Now, perhaps I took the power of the arts too literally in my "Dante WIP" by literally attaching magic to the arts. However, I think Gilbert is onto something here by equating creative expression with magic. Maybe we can't actually open up new worlds and manipulate reality--not in a literal sense--but the arts can do that in a figurative sense. And that's the closest to magic I believe we'll ever get.
At one point in the book, Gilbert talks about the unpredictability of creative "success." (I put that in quotations because I don't believe success in creativity should be defined by what other people think of your work. But that's for another blog post.) She talks about how she never anticipated her book Eat Pray Love to be such a huge bestseller. She wrote it for herself, to express her innermost thoughts and feelings and try to make sense of that point in her life.
As I read that section, I couldn't help but think about my blog post from last February (2016, the updated version was published on here in January 2018) about saying goodbye to the New Mexico of my childhood and coping with all these new changes in my life. Honestly, I didn't write that for you readers. Not completely. I wrote it for the same reason Gilbert wrote Eat Pray Love: to try to make sense of this transitional moment in my life. I was even hesitant to publish it, because I thought perhaps it had stripped me too bare, that maybe I shouldn't post something that raw and revealing online. I thought, "No one's going to care. They're going to roll their eyes and think, 'Stop being so dramatic, Alex. Stop whining about your life.'"
You can imagine my shock, then, when that post garnered the most views--by hundreds--of any other post on this blog. I had people I don't even talk to that much message me to tell me how much that post touched them and how much they related to it. It got shared a ton across social media. People I'd never met in person told me how much that post meant to them.

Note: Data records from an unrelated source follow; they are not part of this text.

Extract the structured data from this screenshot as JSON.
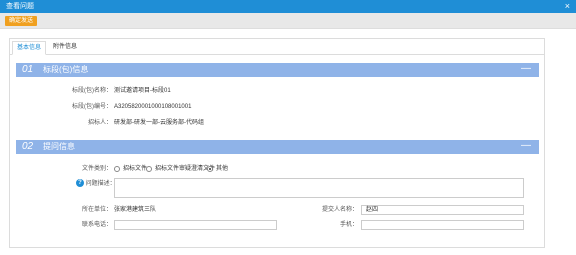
{
  "window": {
    "title": "查看问题",
    "close_glyph": "×"
  },
  "toolbar": {
    "confirm_label": "确定发送"
  },
  "tabs": [
    {
      "label": "基本信息"
    },
    {
      "label": "附件信息"
    }
  ],
  "section1": {
    "number": "01",
    "title": "标段(包)信息",
    "collapse_glyph": "—",
    "fields": [
      {
        "label": "标段(包)名称：",
        "value": "测试邀请项目-标段01"
      },
      {
        "label": "标段(包)编号：",
        "value": "A3205820001000108001001"
      },
      {
        "label": "招标人：",
        "value": "研发部-研发一部-云服务部-代码组"
      }
    ]
  },
  "section2": {
    "number": "02",
    "title": "提问信息",
    "collapse_glyph": "—",
    "file_type_label": "文件类别：",
    "file_type_options": [
      {
        "label": "招标文件",
        "checked": false
      },
      {
        "label": "招标文件审疑澄清文件",
        "checked": false
      },
      {
        "label": "其他",
        "checked": true
      }
    ],
    "description_label": "问题描述：",
    "required_mark": "*",
    "help_glyph": "?",
    "unit_label": "所在单位：",
    "unit_value": "张家港建筑三队",
    "submitter_label": "提交人名称：",
    "submitter_value": "赵四",
    "phone_label": "联系电话：",
    "phone_value": "",
    "mobile_label": "手机：",
    "mobile_value": ""
  },
  "colors": {
    "titlebar": "#1f8ed6",
    "section_header": "#8fb3e8",
    "confirm_button": "#f0a020"
  }
}
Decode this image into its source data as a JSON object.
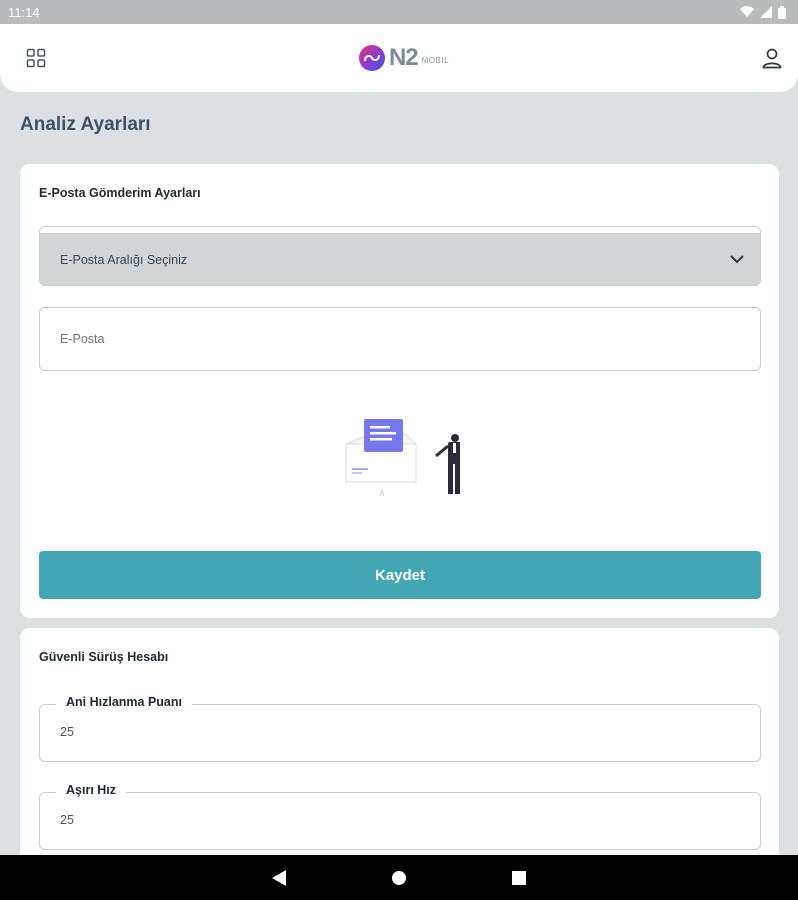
{
  "status_bar": {
    "time": "11:14"
  },
  "header": {
    "logo_text": "N2",
    "logo_sub": "MOBIL"
  },
  "page": {
    "title": "Analiz Ayarları"
  },
  "email_card": {
    "title": "E-Posta Gömderim Ayarları",
    "interval_select": {
      "selected": "E-Posta Aralığı Seçiniz"
    },
    "email_field": {
      "placeholder": "E-Posta"
    },
    "save_label": "Kaydet"
  },
  "safe_driving_card": {
    "title": "Güvenli Sürüş Hesabı",
    "fields": [
      {
        "label": "Ani Hızlanma Puanı",
        "value": "25"
      },
      {
        "label": "Aşırı Hız",
        "value": "25"
      }
    ]
  },
  "colors": {
    "accent": "#43a6b5",
    "page_background": "#dde0e3",
    "title": "#3d5266",
    "select_background": "#d2d5d8"
  },
  "icons": [
    "wifi-icon",
    "signal-icon",
    "battery-icon",
    "apps-grid-icon",
    "user-icon",
    "chevron-down-icon",
    "back-icon",
    "home-icon",
    "recents-icon"
  ]
}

Now, that was one small blog post, not really comparable to Gilbert's huge success with Eat Pray Love. But I think the point remains the same. I've come to learn that if you pour your heart and soul into your creative work, the outcome is going to be so much better than if you approach it the way you might approach an annoying homework assignment. Maybe not always; as I already mentioned, creative "success" is subjective and unpredictable. But, undoubtedly, your best work will be the work you fall in love with. And that's pretty damn close to magic.
How does this relate to my Dante WIP? This book is about people who can use magic through art. My characters have real, magical abilities that are fed by the arts, and they even each have a special "affinity" in a particular area in the arts where their magic is the strongest.
Now, it goes a little deeper than that, but I'll save you the pain of going through a whole detailed magic system. You'll just have to read the book whenever it's published. :)
I wanted warriors who fought evil not with weapons, but with art. (But weapons do undoubtedly have to come into play on occasion.) Art and color and beauty help my characters form their connection to their magic.
It's been fun exploring this take on magic, especially since I get to use a lot of the art history I've studied. The thought that kept me going throughout the hardest parts of revisions is: I need this to be published for all the artistic souls out there.
You are worthy. You are important. Your art doesn't have to be political or make any important statements to matter, to change lives.
This book is for you.